(Web page and app entries)
================
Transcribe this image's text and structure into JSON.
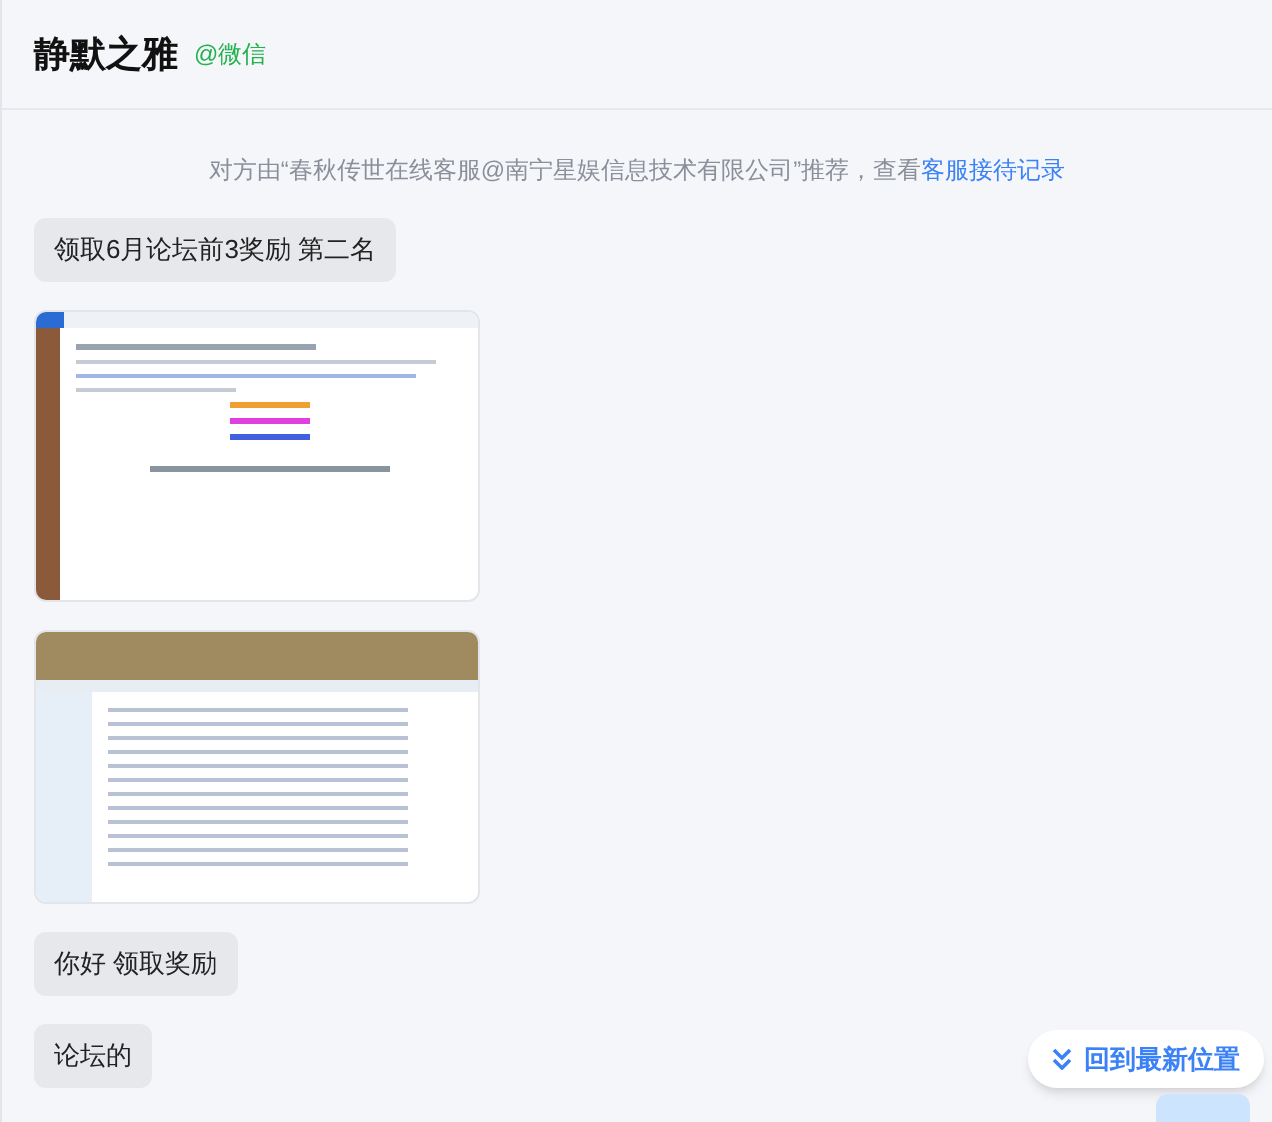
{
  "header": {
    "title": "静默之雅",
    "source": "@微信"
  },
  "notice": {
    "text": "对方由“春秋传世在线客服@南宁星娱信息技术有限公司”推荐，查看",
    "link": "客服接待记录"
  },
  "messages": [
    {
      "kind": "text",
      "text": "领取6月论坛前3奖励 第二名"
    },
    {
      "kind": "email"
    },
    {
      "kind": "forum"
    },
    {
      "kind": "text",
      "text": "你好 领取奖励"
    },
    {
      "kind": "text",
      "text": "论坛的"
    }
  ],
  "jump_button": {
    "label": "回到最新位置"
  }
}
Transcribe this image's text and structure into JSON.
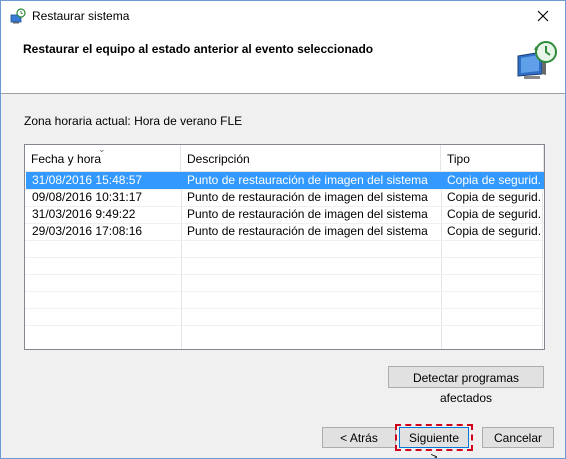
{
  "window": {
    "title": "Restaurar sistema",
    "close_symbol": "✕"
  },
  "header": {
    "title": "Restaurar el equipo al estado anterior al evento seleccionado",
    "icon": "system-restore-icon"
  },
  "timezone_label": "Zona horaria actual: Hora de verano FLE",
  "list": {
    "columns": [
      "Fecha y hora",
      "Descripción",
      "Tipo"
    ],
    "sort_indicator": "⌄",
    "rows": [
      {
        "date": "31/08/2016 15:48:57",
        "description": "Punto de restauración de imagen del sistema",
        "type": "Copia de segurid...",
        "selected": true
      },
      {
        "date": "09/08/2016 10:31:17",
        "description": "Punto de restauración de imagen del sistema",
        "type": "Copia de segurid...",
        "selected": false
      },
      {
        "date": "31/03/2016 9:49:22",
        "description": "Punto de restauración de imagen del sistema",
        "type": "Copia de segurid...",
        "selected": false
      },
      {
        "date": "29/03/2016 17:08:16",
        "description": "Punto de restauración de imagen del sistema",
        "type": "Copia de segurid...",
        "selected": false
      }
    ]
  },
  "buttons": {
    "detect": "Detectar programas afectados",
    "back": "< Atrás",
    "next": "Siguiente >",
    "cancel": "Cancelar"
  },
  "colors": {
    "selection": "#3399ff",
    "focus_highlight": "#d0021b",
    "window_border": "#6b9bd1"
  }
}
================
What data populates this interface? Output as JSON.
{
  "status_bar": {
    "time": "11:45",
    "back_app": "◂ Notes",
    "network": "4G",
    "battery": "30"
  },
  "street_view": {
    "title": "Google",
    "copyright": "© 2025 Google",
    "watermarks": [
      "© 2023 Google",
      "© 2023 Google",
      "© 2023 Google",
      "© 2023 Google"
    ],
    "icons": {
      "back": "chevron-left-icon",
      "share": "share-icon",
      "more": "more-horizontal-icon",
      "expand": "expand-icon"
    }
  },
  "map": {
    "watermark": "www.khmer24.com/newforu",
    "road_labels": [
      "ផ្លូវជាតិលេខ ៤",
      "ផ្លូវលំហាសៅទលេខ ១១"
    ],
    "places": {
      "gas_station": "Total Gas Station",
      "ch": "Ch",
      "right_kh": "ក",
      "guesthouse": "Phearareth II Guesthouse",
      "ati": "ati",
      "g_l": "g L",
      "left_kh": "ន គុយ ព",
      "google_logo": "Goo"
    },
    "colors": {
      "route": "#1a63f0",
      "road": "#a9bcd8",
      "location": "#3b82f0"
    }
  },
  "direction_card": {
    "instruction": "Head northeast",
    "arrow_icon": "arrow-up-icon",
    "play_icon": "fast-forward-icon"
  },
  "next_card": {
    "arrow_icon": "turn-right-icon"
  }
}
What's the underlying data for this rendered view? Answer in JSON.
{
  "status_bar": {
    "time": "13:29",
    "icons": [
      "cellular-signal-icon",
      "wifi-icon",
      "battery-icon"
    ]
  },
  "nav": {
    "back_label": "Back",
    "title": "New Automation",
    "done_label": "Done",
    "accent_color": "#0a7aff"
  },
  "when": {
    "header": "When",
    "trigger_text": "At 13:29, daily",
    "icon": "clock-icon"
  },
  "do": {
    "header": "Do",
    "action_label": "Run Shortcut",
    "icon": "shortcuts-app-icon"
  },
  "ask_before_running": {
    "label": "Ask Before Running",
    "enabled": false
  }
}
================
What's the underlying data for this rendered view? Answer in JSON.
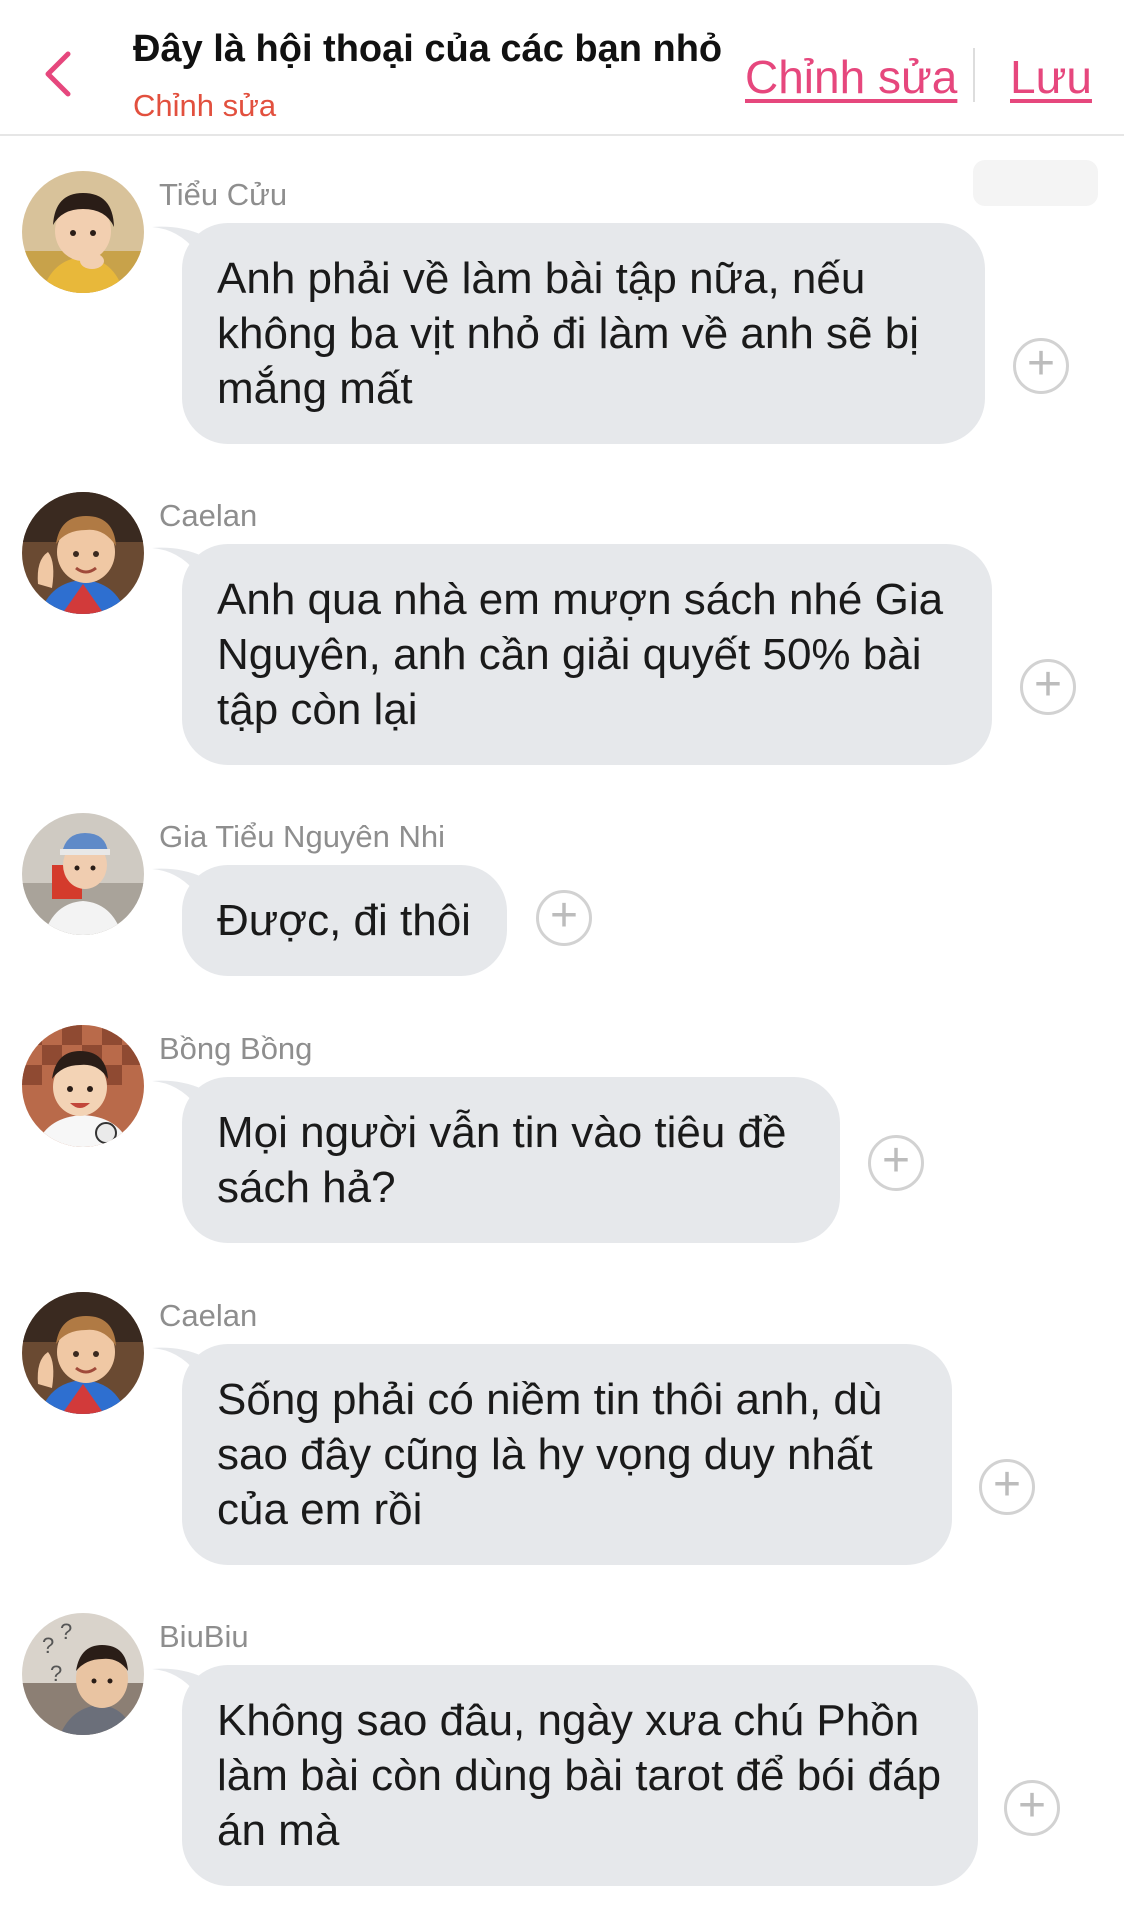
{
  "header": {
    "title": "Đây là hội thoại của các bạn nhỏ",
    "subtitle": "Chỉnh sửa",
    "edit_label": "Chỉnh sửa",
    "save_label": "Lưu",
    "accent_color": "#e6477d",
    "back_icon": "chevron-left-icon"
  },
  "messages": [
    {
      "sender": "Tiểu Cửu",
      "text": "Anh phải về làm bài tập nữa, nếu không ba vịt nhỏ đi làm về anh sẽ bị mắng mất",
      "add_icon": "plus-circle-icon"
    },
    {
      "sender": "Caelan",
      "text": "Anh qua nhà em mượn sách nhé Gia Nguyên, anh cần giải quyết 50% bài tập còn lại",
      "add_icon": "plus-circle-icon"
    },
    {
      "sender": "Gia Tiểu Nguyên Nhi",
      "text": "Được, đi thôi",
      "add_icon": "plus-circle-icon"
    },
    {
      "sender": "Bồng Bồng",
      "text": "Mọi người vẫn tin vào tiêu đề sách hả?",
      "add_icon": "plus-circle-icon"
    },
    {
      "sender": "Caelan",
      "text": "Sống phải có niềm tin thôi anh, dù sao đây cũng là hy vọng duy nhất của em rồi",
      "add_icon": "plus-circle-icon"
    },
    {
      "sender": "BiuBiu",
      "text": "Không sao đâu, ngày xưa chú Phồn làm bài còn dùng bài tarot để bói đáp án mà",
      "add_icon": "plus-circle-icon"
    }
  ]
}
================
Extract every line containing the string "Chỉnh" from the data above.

• _Exercise answer_:
    "subtitle": "Chỉnh sửa",
    "edit_label": "Chỉnh sửa",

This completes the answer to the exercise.